“I’m Richard Turner. I represent why you should never play cards with strangers.”
You got that right! Holy crap, I thought my buddy, Aquaman, was great with a deck of cards, and I never wanted to play cards with him. Richard Turner, however, is one bad-ass card magician, or “card mechanic” as he is wont to call himself. Why? He can “fix” the cards like most no one else out there.
The thing is, as the documentary “Dealt” opens, we see Richard doing the normal things many people might do, things like doing push-ups, answering the phone, getting ready for a gig, and practicing manipulating cards in his hands. What you don’t see when the documentary opens is that Richard is trying to keep a secret – He’s blind.
Yes, Richard is a blind card magician. He amazes just about everyone who watches him, and surprising most of them once they realize he can’t see.
“Dealt” takes us on the journey of Richard, from the beginning and his fascination with old western movies and TV shows. TV shows like “Maverick” and “Bonanza,” and it was in that childhood influence that his love of cards developed.
It was also in his childhood that Richard, and his sister, began to go blind.
Though his childhood kind of sucked, and the kids would tease him constantly, he found one saving grace thanks to a teacher at his school for the visually handicapped who recorded books of card games for him on tope, and Richard would listen, and study.

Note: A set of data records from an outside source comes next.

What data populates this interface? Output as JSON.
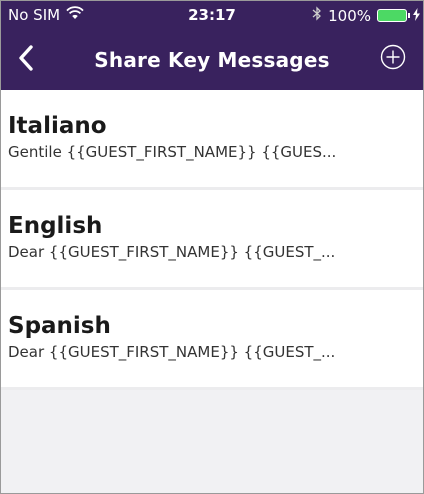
{
  "status_bar": {
    "carrier": "No SIM",
    "time": "23:17",
    "battery": "100%"
  },
  "nav": {
    "title": "Share Key Messages"
  },
  "messages": [
    {
      "language": "Italiano",
      "preview": "Gentile {{GUEST_FIRST_NAME}} {{GUES..."
    },
    {
      "language": "English",
      "preview": "Dear {{GUEST_FIRST_NAME}} {{GUEST_..."
    },
    {
      "language": "Spanish",
      "preview": "Dear {{GUEST_FIRST_NAME}} {{GUEST_..."
    }
  ],
  "colors": {
    "header_bg": "#39225e",
    "battery": "#4cd964",
    "page_bg": "#f1f1f3"
  },
  "icons": [
    "wifi-icon",
    "bluetooth-icon",
    "battery-icon",
    "charging-icon",
    "back-chevron-icon",
    "add-circle-icon"
  ]
}
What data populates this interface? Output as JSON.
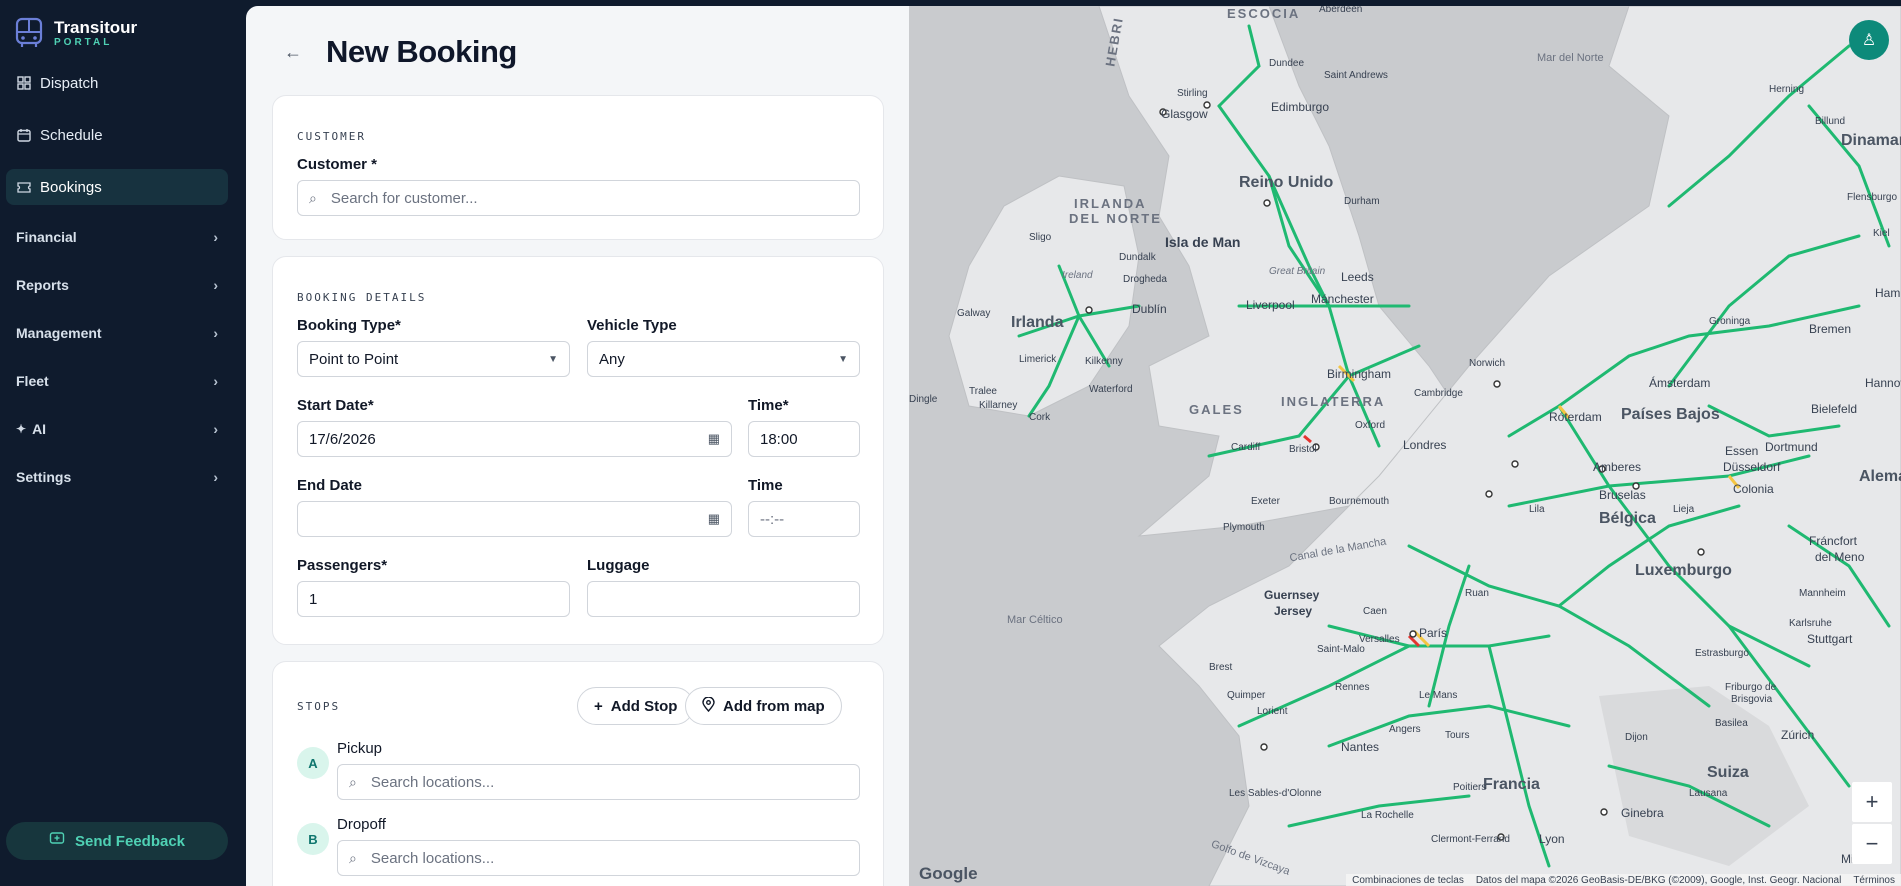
{
  "brand": {
    "name": "Transitour",
    "sub": "PORTAL"
  },
  "sidebar": {
    "items": [
      {
        "label": "Dispatch",
        "icon": "grid-icon"
      },
      {
        "label": "Schedule",
        "icon": "calendar-icon"
      },
      {
        "label": "Bookings",
        "icon": "ticket-icon",
        "active": true
      }
    ],
    "groups": [
      {
        "label": "Financial"
      },
      {
        "label": "Reports"
      },
      {
        "label": "Management"
      },
      {
        "label": "Fleet"
      },
      {
        "label": "AI"
      },
      {
        "label": "Settings"
      }
    ],
    "feedback_label": "Send Feedback"
  },
  "page": {
    "title": "New Booking"
  },
  "customer": {
    "section": "CUSTOMER",
    "label": "Customer *",
    "placeholder": "Search for customer..."
  },
  "booking": {
    "section": "BOOKING DETAILS",
    "booking_type_label": "Booking Type*",
    "booking_type_value": "Point to Point",
    "vehicle_type_label": "Vehicle Type",
    "vehicle_type_value": "Any",
    "start_date_label": "Start Date*",
    "start_date_value": "17/6/2026",
    "start_time_label": "Time*",
    "start_time_value": "18:00",
    "end_date_label": "End Date",
    "end_date_value": "",
    "end_time_label": "Time",
    "end_time_value": "--:--",
    "passengers_label": "Passengers*",
    "passengers_value": "1",
    "luggage_label": "Luggage",
    "luggage_value": ""
  },
  "stops": {
    "section": "STOPS",
    "add_stop_label": "Add Stop",
    "add_from_map_label": "Add from map",
    "items": [
      {
        "badge": "A",
        "label": "Pickup",
        "placeholder": "Search locations..."
      },
      {
        "badge": "B",
        "label": "Dropoff",
        "placeholder": "Search locations..."
      }
    ]
  },
  "map": {
    "labels": {
      "escocia": "ESCOCIA",
      "hebri": "HEBRI",
      "mar_del_norte": "Mar del Norte",
      "aberdeen": "Aberdeen",
      "dundee": "Dundee",
      "saint_andrews": "Saint Andrews",
      "stirling": "Stirling",
      "glasgow": "Glasgow",
      "edimburgo": "Edimburgo",
      "reino_unido": "Reino Unido",
      "durham": "Durham",
      "irlanda_del_norte_1": "IRLANDA",
      "irlanda_del_norte_2": "DEL NORTE",
      "isla_de_man": "Isla de Man",
      "sligo": "Sligo",
      "dundalk": "Dundalk",
      "great_britain": "Great Britain",
      "leeds": "Leeds",
      "ireland": "Ireland",
      "drogheda": "Drogheda",
      "liverpool": "Liverpool",
      "manchester": "Mánchester",
      "dublin": "Dublín",
      "galway": "Galway",
      "irlanda": "Irlanda",
      "limerick": "Limerick",
      "kilkenny": "Kilkenny",
      "birmingham": "Birmingham",
      "norwich": "Norwich",
      "dingle": "Dingle",
      "tralee": "Tralee",
      "waterford": "Waterford",
      "cambridge": "Cambridge",
      "killarney": "Killarney",
      "gales": "GALES",
      "inglaterra": "INGLATERRA",
      "cork": "Cork",
      "oxford": "Oxford",
      "londres": "Londres",
      "cardiff": "Cardiff",
      "bristol": "Bristol",
      "exeter": "Exeter",
      "bournemouth": "Bournemouth",
      "plymouth": "Plymouth",
      "canal_de_la_mancha": "Canal de la Mancha",
      "mar_celtico": "Mar Céltico",
      "guernsey": "Guernsey",
      "jersey": "Jersey",
      "dinamarca": "Dinamarca",
      "herning": "Herning",
      "billund": "Billund",
      "flensburgo": "Flensburgo",
      "kiel": "Kiel",
      "hamburgo": "Ham",
      "groninga": "Groninga",
      "bremen": "Bremen",
      "hannover": "Hannov",
      "amsterdam": "Ámsterdam",
      "roterdam": "Róterdam",
      "paises_bajos": "Países Bajos",
      "bielefeld": "Bielefeld",
      "essen": "Essen",
      "dortmund": "Dortmund",
      "amberes": "Amberes",
      "dusseldorf": "Düsseldorf",
      "aleman": "Alemar",
      "bruselas": "Bruselas",
      "colonia": "Colonia",
      "lila": "Lila",
      "lieja": "Lieja",
      "belgica": "Bélgica",
      "francfort_1": "Fráncfort",
      "francfort_2": "del Meno",
      "luxemburgo": "Luxemburgo",
      "mannheim": "Mannheim",
      "ruan": "Ruan",
      "karlsruhe": "Karlsruhe",
      "paris": "París",
      "stuttgart": "Stuttgart",
      "caen": "Caen",
      "versalles": "Versalles",
      "estrasburgo": "Estrasburgo",
      "friburgo_1": "Friburgo de",
      "friburgo_2": "Brisgovia",
      "saint_malo": "Saint-Malo",
      "brest": "Brest",
      "rennes": "Rennes",
      "le_mans": "Le Mans",
      "quimper": "Quimper",
      "lorient": "Lorient",
      "basilea": "Basilea",
      "zurich": "Zúrich",
      "dijon": "Dijon",
      "angers": "Angers",
      "tours": "Tours",
      "nantes": "Nantes",
      "francia": "Francia",
      "suiza": "Suiza",
      "poitiers": "Poitiers",
      "lausana": "Lausana",
      "les_sables": "Les Sables-d'Olonne",
      "la_rochelle": "La Rochelle",
      "ginebra": "Ginebra",
      "clermont": "Clermont-Ferrand",
      "lyon": "Lyon",
      "golfo": "Golfo de Vizcaya",
      "milan": "Milán"
    },
    "google": "Google",
    "attribution": {
      "shortcuts": "Combinaciones de teclas",
      "data": "Datos del mapa ©2026 GeoBasis-DE/BKG (©2009), Google, Inst. Geogr. Nacional",
      "terms": "Términos"
    },
    "zoom_in": "+",
    "zoom_out": "−"
  }
}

The documentary does a nice job of putting the story of Richard’s life together, with his transition from a child, to a performer, and his obsession with a deck of cards when most days he would practice up to 16 to 18 hours a day. Mentors along the way, including the legend Dai Vernon, helped him groom his craft, and he developed a wonderful sense of wit with which to interact with his audience.
We also get to see Richard’s transformation from, for the most part, letting himself be dependent on others, especially his son, Asa Spades, and his wife, Kim, to finally letting go, accepting his blindness, and working to try to be independent.
One of the other things that the documentary does well is convey the difficulty Richard had when people would always bring up his blindness. He wanted to be know for his accomplishments, his talents, but at the end, or many times at the beginning of every story, was the caveat that he was blind. He never wanted his blindness to get him accolades, which is a tough spot to be in when, for people with sight, the things Richard can do with a deck of cards is phenomenal, but throw in the fact he can’t see them and people find it even more amazing.
“Dealt” was an entertaining documentary, in most aspects. I will say there were some spots it dragged, but I suppose to relate the entire story most parts were needed. Richard Turner is an interesting dude, fantastic as a card magician, and throw in the fact he is blind, and well, who cares, he’s a fantastic card magician. It’s 4 stars out of 5 for “Dealt.” Be prepared to witness one of the great card masters. Who cares if he is blind?
The DVD did have some extras, and for a change I actually liked a “Deleted Scenes” segment. If you ever want to see why you will never win the shell game, watch the Magicians and Mechanics featurette, and the scene with Richard teaching his sister how to talk to people without looking blind is touching and interesting.
That’s it for this one! L8R!!